Task instructions =
Among the lines of the records, please find those that contain the word "teste" and copy them.
Exercise data START
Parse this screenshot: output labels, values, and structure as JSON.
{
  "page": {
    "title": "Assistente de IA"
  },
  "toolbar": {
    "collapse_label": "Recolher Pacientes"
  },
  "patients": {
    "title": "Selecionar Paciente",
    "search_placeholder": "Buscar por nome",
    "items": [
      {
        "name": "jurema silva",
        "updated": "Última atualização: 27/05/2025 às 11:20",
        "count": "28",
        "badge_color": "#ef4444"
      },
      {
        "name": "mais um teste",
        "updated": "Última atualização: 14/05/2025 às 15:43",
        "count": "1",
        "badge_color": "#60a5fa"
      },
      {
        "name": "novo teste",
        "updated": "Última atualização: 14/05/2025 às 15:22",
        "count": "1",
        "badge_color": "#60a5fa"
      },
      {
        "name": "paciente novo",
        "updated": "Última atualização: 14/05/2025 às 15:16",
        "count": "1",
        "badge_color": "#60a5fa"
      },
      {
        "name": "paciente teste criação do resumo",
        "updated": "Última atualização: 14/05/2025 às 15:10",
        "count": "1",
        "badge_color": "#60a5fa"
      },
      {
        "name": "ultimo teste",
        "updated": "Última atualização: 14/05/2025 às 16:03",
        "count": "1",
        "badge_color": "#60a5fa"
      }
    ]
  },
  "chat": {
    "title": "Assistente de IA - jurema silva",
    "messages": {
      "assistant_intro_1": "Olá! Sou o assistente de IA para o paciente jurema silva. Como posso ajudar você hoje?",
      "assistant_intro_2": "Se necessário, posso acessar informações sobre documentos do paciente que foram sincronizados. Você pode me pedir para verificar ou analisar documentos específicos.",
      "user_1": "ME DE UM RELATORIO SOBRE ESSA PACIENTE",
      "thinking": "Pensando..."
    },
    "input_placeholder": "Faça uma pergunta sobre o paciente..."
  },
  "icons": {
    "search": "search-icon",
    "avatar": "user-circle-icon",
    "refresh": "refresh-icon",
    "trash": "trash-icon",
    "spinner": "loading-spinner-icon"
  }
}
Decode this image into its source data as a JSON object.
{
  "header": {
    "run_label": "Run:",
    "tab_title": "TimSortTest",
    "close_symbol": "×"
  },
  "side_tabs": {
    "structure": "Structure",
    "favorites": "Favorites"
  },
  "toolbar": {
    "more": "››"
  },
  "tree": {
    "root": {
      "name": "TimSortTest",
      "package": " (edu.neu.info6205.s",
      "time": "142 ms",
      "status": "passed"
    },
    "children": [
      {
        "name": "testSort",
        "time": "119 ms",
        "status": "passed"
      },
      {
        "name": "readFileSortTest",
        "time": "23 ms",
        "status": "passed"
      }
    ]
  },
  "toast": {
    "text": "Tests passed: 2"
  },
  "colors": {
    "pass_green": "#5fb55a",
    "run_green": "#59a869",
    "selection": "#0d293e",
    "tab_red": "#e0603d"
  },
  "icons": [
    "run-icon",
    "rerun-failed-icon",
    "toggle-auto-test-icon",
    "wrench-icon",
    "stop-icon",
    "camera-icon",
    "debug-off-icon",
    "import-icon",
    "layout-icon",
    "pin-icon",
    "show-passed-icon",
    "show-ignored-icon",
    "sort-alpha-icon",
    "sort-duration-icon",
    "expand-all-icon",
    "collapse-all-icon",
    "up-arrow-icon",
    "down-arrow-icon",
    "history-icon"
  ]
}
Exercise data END
Output of the task =
        "name": "mais um teste",
        "name": "novo teste",
        "name": "paciente teste criação do resumo",
        "name": "ultimo teste",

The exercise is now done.